Last week, I wrote about how successful authors handle website development and maintenance. This week, I’m following up with tips about the e-newsletter.
Authors don’t have to have newsletters—or websites, for that matter. The only thing authors absolutely have to have is a book. But if you want readers—well, there’s the rub.
An e-newsletter does for your fans what a Facebook post does for your friends—it lets them know what’s happening with you that’s of interest and value to them. Social media is great for sharing news, but you have no control over which of your friends or followers will actually see your posts. In contrast, e-newsletters arrive via the inbox of each of your fans. If the news isn’t of value or interest, those folks will let you know by unsubscribing, a feature that by law must be included in every e-newsletter (and for that matter, in every promotional email that’s sent to a group).
Among the best practices for e-newsletters:
Professional platform: When you create and send your e-newsletters via a platform such as MailChimp or Constant Contact, you’ll minimize design time and maximize the benefits. Analytics embedded in the platform will help you tweak your campaigns, and your lists will be automatically culled of unsubscribers.
Sign-ups: By law, you must tell subscribers why they’re receiving the e-newsletter. The best reason is that they’ve asked to receive it, by signing up at an author event or on your website. The next best is that they’ve indicated an interest in your work. Don’t inflate your list by adding every person on your contact list. Keep in mind that the ripple effect from a negative impression is ten times greater than from a positive interaction. And don’t require a sign-up in order for someone to access your website. That’s bad form, plain and simple. A sign-up tied to a free offer for something of value works only if the content of the free offer is closely tied to the sort of information you’ll be providing in the e-newsletter.
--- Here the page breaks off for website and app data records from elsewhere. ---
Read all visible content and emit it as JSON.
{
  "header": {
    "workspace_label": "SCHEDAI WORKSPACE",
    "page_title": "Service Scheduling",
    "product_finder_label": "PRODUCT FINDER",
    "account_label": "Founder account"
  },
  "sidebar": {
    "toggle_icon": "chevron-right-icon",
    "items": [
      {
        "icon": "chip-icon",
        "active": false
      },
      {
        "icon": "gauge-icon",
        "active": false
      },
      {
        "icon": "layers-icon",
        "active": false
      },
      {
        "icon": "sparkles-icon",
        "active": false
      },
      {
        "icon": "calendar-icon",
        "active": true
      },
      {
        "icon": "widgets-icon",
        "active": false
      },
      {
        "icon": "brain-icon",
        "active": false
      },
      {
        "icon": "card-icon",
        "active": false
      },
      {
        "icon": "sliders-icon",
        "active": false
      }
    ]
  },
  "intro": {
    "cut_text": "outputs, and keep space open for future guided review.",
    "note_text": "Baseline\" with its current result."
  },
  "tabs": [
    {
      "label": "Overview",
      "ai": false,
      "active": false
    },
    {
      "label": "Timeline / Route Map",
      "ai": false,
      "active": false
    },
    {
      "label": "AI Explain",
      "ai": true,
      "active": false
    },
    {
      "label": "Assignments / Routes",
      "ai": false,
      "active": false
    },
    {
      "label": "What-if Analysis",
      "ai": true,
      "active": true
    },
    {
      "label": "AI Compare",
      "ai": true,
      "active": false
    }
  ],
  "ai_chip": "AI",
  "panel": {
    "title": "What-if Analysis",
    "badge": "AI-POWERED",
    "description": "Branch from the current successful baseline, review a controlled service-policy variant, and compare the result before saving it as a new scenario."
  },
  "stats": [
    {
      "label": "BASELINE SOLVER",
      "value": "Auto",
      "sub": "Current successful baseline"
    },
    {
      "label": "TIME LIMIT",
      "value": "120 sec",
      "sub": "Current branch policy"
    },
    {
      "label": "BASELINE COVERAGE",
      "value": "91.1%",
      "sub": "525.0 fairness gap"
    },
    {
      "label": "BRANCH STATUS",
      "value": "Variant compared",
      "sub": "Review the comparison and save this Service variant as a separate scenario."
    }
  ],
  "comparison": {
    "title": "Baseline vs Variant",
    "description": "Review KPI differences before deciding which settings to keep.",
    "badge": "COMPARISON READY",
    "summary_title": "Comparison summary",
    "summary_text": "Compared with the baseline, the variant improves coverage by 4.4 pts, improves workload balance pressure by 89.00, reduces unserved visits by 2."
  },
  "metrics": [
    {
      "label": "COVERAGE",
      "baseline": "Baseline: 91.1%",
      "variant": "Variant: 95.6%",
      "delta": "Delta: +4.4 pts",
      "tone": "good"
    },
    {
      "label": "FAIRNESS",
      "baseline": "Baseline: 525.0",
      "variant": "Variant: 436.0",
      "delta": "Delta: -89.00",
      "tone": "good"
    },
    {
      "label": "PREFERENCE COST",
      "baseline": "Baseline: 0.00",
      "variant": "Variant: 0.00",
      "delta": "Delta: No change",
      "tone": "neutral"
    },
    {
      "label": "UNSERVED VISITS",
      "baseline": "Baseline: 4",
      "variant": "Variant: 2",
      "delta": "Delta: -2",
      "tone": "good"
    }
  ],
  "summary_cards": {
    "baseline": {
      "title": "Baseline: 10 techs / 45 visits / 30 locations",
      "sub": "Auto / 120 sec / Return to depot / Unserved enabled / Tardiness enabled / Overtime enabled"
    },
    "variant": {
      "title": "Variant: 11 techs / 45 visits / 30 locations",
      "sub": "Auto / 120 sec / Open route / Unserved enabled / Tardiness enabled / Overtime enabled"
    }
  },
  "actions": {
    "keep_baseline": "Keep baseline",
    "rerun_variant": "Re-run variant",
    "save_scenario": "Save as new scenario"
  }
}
Content: All of us are drowning in information, so make so yours is relevant to your reader. The key is to make sure it’s value-added—that the recipient actually benefits in multiple ways from opening and reading your e-news. Less is more. Embed links (to your website, preferably) for those who want to read more. And while social proof is great, your fans will quickly tire if your “news” is just bragging.
Frequency: In general, recipients don’t care whether your newsletter arrives on a particular day of the week or month, or even whether you send one each week or each month. The exception: if you’re reaching a particular audience with particular information that might otherwise be posted in a blog—in which case, you’re better off just offering an RSS feed option on your blog. A big reason for sending a newsletter is to remind your fans that you’re out there doing what you love—writing books that they’ll love. If your newsletter’s hitting the mark, you’ll receive personal correspondence from a few of your fans each time it goes out.
Author of seventeen books published by six different presses, Deb Vanasse teaches on topics related to writing and publishing. She also edits and coaches writers of fiction and nonfiction. After thirty-six years in Alaska, she now lives on the north coast of Oregon.